NATO-Russia talks must tackle Ukraine ‘withdrawal’: Poland

NATO-Russia talks must tackle Ukraine ‘withdrawal’: Poland

WARSAW – Agence France-Presse
NATO-Russia talks must tackle Ukraine ‘withdrawal’: Poland Planned NATO talks with Moscow should be focused solely on Russia’s “withdrawal” from Ukrainian soil, Polish Defense Minister Antoni Macierewicz said July 5.

The minister was reacting to NATO chief Jens Stoltenberg’s announcement July 4 that the transatlantic alliance is set to hold formal talks with Russia shortly after a summit in Warsaw this week.

“Russia is an occupying power, every day innocent people, civilians are killed by Russia soldiers who are the aggressors,” Macierewicz said on Polish public television.

“We are not going to discuss defense plans with Russia. With Russia we can only discuss when and how they are going to withdraw from the occupied territories,” in Ukraine, he added.

Russia’s 2014 intervention in Ukraine and its annexation of Crimea stung NATO out of its post-Cold War complacency and into a major revamp to boost its readiness and resources to meet a host of new security challenges. 
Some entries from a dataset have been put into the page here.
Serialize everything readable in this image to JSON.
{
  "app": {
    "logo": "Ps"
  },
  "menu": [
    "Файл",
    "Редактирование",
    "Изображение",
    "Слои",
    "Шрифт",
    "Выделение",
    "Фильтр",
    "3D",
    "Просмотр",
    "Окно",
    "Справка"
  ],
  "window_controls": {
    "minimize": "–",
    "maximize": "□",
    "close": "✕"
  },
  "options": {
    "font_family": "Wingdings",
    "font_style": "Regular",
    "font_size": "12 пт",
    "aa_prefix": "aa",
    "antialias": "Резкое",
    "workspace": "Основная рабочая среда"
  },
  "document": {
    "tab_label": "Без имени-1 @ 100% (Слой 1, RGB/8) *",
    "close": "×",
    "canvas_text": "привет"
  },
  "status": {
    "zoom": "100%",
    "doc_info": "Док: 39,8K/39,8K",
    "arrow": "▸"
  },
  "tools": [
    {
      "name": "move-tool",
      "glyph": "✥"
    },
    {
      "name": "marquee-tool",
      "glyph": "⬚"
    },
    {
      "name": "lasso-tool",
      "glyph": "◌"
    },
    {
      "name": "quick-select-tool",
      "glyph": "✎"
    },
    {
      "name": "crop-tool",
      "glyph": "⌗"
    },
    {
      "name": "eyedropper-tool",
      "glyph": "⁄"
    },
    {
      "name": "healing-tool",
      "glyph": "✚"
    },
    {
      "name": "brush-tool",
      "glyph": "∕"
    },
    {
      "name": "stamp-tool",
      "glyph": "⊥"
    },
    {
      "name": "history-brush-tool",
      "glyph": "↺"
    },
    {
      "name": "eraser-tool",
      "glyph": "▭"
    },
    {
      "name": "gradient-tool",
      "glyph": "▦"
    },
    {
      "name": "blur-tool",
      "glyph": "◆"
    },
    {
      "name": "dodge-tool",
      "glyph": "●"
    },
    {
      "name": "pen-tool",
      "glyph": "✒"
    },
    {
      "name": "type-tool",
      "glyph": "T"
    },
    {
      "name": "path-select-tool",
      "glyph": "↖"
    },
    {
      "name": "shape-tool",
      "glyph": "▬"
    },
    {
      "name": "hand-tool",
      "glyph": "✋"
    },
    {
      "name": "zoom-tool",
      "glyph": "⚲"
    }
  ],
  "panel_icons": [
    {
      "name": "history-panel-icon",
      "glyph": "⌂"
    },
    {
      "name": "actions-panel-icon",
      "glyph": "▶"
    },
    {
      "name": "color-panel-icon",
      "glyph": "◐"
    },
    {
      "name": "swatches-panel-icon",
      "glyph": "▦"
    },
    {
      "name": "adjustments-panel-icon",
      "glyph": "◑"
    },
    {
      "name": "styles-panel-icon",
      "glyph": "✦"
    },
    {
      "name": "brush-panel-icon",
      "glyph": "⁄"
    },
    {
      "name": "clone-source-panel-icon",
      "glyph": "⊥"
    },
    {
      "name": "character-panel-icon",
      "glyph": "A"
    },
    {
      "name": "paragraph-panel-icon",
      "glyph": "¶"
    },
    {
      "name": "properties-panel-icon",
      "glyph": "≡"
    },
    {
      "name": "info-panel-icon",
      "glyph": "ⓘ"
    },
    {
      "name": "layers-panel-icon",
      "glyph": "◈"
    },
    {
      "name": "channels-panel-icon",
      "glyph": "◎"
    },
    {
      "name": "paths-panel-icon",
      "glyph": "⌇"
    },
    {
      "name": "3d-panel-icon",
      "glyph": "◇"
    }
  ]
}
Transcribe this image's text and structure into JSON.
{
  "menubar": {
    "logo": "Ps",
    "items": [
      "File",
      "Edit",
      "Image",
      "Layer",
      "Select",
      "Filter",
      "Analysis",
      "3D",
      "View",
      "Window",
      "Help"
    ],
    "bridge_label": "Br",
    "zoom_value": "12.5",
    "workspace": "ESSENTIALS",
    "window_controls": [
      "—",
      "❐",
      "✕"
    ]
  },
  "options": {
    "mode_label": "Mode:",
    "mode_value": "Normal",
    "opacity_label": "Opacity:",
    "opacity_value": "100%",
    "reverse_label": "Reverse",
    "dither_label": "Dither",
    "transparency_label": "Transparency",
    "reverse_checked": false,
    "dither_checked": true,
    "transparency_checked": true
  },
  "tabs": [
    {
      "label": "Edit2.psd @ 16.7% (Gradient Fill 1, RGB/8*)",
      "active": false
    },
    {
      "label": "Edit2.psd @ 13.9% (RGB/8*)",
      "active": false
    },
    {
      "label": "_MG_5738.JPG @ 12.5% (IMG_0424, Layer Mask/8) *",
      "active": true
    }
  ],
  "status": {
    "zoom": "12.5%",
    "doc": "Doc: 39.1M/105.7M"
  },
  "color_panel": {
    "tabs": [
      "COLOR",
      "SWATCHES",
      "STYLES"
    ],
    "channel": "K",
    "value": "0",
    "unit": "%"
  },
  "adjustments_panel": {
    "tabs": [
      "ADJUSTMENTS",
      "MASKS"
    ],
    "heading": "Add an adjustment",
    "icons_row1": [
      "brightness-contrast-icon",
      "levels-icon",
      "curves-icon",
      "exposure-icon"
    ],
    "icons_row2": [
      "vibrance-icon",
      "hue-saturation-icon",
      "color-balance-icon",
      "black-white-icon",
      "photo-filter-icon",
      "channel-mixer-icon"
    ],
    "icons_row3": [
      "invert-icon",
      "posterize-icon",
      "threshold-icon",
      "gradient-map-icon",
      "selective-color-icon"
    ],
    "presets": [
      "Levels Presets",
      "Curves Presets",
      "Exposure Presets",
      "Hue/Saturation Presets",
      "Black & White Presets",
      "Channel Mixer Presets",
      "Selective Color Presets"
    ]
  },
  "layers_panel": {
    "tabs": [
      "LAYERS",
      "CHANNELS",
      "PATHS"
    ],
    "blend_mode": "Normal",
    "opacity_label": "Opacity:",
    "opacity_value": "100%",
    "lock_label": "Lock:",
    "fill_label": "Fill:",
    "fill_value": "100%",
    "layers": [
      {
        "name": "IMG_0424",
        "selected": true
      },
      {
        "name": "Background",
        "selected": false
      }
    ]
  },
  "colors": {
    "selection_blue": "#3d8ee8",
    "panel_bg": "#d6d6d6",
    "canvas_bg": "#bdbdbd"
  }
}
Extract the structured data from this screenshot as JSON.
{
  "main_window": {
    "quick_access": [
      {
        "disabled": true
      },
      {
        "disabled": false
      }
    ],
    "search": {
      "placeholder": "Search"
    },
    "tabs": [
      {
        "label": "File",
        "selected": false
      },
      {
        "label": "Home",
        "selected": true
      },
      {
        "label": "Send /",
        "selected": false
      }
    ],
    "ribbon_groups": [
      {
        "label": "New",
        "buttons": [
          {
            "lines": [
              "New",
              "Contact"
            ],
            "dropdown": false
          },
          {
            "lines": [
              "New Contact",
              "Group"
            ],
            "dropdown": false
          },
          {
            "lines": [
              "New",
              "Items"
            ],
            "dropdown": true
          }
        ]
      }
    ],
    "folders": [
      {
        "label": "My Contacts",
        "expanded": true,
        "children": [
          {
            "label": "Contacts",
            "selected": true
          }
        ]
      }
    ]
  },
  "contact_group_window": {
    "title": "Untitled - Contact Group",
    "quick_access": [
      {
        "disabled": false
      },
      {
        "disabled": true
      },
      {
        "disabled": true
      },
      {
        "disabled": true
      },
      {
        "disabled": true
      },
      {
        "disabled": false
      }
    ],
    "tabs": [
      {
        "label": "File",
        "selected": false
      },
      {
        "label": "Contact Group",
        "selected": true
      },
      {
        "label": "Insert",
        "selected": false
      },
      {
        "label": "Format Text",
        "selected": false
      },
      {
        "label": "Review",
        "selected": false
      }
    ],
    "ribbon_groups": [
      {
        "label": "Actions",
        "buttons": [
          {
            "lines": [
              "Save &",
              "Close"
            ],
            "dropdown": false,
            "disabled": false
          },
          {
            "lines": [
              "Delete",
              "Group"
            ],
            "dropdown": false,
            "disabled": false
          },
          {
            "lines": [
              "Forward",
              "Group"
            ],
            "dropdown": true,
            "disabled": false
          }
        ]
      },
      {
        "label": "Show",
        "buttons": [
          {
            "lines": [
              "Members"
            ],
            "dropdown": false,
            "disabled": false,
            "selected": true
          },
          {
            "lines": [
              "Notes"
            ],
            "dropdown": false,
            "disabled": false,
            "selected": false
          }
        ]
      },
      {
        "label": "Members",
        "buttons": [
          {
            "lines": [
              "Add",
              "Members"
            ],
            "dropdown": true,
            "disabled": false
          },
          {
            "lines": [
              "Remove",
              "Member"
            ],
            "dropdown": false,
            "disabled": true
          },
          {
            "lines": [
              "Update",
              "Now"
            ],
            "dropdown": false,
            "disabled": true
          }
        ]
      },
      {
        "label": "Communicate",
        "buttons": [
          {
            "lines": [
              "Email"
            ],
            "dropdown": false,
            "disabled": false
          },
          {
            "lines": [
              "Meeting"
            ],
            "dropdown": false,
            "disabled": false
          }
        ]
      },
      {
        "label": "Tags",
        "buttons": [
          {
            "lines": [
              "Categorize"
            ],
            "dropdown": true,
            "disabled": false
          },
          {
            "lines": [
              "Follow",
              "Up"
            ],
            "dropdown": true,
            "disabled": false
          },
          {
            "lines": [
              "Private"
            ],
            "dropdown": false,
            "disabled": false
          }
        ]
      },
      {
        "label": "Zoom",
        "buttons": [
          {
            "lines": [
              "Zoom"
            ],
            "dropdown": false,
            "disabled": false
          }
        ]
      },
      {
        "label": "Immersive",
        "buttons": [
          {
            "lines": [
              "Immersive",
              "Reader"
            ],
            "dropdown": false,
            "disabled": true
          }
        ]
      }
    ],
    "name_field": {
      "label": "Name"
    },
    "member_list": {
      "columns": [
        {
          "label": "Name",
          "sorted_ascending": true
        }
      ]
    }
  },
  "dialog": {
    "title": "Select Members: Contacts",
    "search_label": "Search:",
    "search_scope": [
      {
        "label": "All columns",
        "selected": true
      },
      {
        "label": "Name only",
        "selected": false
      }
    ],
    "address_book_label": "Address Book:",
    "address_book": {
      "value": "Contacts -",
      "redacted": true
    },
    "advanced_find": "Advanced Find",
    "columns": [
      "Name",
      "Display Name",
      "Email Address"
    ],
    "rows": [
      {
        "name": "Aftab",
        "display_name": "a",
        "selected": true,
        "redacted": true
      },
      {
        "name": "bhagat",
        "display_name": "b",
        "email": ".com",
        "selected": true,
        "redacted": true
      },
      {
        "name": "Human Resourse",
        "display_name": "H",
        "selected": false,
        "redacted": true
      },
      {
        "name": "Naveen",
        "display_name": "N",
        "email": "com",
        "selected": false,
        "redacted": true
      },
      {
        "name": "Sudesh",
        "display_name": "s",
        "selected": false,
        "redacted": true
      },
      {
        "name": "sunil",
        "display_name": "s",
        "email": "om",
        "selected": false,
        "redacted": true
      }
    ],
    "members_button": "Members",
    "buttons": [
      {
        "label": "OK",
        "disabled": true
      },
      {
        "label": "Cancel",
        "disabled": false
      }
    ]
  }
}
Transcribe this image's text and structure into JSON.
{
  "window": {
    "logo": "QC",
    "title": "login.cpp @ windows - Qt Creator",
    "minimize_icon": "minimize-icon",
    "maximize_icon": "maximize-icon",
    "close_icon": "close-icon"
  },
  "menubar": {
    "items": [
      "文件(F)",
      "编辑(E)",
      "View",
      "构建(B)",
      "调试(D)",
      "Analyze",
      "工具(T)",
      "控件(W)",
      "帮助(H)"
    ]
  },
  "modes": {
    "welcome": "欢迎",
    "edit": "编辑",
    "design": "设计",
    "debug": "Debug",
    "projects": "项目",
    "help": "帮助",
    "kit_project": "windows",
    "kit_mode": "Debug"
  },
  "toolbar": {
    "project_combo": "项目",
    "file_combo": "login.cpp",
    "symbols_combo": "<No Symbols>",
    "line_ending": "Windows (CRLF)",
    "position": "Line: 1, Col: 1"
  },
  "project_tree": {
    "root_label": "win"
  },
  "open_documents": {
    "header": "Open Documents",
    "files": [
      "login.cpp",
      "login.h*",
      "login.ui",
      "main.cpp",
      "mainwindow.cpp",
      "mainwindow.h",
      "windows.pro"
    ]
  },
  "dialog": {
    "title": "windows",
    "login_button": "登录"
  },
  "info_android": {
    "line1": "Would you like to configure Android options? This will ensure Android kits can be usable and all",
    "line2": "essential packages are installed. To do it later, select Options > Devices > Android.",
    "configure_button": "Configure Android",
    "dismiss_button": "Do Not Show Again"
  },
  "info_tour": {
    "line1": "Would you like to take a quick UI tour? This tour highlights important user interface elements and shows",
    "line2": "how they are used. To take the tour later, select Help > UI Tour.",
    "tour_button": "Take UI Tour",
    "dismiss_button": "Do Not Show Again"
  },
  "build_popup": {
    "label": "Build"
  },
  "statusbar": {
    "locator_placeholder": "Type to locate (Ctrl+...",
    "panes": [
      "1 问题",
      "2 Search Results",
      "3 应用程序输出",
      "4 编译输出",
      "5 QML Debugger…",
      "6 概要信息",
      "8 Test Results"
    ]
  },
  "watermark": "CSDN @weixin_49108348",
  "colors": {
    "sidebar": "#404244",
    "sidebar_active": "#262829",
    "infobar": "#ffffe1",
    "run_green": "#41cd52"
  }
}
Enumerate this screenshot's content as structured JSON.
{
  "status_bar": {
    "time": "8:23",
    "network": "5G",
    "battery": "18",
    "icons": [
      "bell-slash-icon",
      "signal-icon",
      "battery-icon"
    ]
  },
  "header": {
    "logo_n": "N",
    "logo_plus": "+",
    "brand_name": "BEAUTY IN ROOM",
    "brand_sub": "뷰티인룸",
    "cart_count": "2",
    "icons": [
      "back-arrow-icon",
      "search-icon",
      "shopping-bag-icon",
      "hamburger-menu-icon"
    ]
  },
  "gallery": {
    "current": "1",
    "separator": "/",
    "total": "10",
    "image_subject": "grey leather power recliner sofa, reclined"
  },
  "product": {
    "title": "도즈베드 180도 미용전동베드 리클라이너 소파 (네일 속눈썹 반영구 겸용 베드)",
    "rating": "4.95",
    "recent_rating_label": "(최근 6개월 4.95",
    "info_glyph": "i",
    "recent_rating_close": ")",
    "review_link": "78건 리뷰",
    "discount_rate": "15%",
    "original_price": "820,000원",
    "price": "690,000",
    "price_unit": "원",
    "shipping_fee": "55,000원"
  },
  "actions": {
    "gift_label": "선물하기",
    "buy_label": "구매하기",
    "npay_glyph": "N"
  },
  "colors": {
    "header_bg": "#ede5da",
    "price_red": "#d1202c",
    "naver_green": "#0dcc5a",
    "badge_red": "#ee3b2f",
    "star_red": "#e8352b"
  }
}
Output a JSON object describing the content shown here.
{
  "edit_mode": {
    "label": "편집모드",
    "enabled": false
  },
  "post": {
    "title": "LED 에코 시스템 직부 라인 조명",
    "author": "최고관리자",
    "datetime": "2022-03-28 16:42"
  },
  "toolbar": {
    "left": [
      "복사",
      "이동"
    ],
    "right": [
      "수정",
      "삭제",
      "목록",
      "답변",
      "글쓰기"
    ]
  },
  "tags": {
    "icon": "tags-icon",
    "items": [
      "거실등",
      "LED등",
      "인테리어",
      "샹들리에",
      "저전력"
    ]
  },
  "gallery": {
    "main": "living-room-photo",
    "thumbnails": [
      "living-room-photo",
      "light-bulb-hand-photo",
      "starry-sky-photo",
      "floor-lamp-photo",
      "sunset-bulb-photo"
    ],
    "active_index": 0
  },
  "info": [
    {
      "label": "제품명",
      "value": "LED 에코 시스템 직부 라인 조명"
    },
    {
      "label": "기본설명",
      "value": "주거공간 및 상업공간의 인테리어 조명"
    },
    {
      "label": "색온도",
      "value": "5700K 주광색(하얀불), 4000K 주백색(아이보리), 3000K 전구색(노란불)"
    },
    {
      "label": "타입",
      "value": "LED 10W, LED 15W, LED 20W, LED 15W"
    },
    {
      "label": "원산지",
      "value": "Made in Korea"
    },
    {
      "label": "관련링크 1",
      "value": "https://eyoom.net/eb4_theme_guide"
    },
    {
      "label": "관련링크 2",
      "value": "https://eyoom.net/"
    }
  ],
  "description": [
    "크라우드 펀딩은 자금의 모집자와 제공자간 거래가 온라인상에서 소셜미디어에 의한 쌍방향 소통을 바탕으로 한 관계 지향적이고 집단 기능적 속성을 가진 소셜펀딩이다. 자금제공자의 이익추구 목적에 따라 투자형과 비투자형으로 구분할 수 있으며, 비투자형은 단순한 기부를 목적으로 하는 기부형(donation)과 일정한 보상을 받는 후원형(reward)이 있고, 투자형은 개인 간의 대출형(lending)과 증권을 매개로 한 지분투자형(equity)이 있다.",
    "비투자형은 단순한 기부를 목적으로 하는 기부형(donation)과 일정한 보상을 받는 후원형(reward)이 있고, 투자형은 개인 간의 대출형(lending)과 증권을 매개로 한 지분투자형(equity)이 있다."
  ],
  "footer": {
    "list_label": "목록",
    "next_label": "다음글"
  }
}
On June 29, French Foreign Minister Jean-Marc Ayrault said after talks with his Russian counterpart Sergei Lavrov that Moscow had agreed to a Russia-NATO council after the Warsaw summit, on grounds that Russia will be able to examine the decisions that are taken at the summit. 

NATO leaders meeting in the Polish capital on July 8-9 will rubber-stamp the 28-nation alliance’s biggest military build-up since the Cold War in response to the newly resurgent Russia.

Stoltenberg said July 4 that “we are working with Russia to hold another meeting of the [NATO-Russia] council shortly after the summit,” he added.

In April the NATO-Russia Council held its first meeting since June 2014 when relations were effectively frozen, and the talks ended in “profound disagreements” over Ukraine and other issues.

Russia has reacted angrily to NATO’s plans for a military build-up, with Russian President Vladimir Putin saying the alliance is provoking an arms race “frenzy” in Europe and that Moscow would respond.

Russia bitterly opposes NATO’s expansion into its Soviet-era satellites and has said it will create three new divisions in its own southwest region to meet what it has described as a dangerous military build-up along its borders. 

Macierewicz said Poland would continue to press its case because Ukraine “is our nearest neighbor to this aggressive empire.”

During the summit, NATO members are also expected to confirm their support for the Kabul government, aware that they have little alternative if the country is to hold together.

Foreign ministers agreed in May to extend assistance past 2016 and at the summit in the Polish capital, alliance partners are also expected to continue their non-combat training and assistance mission.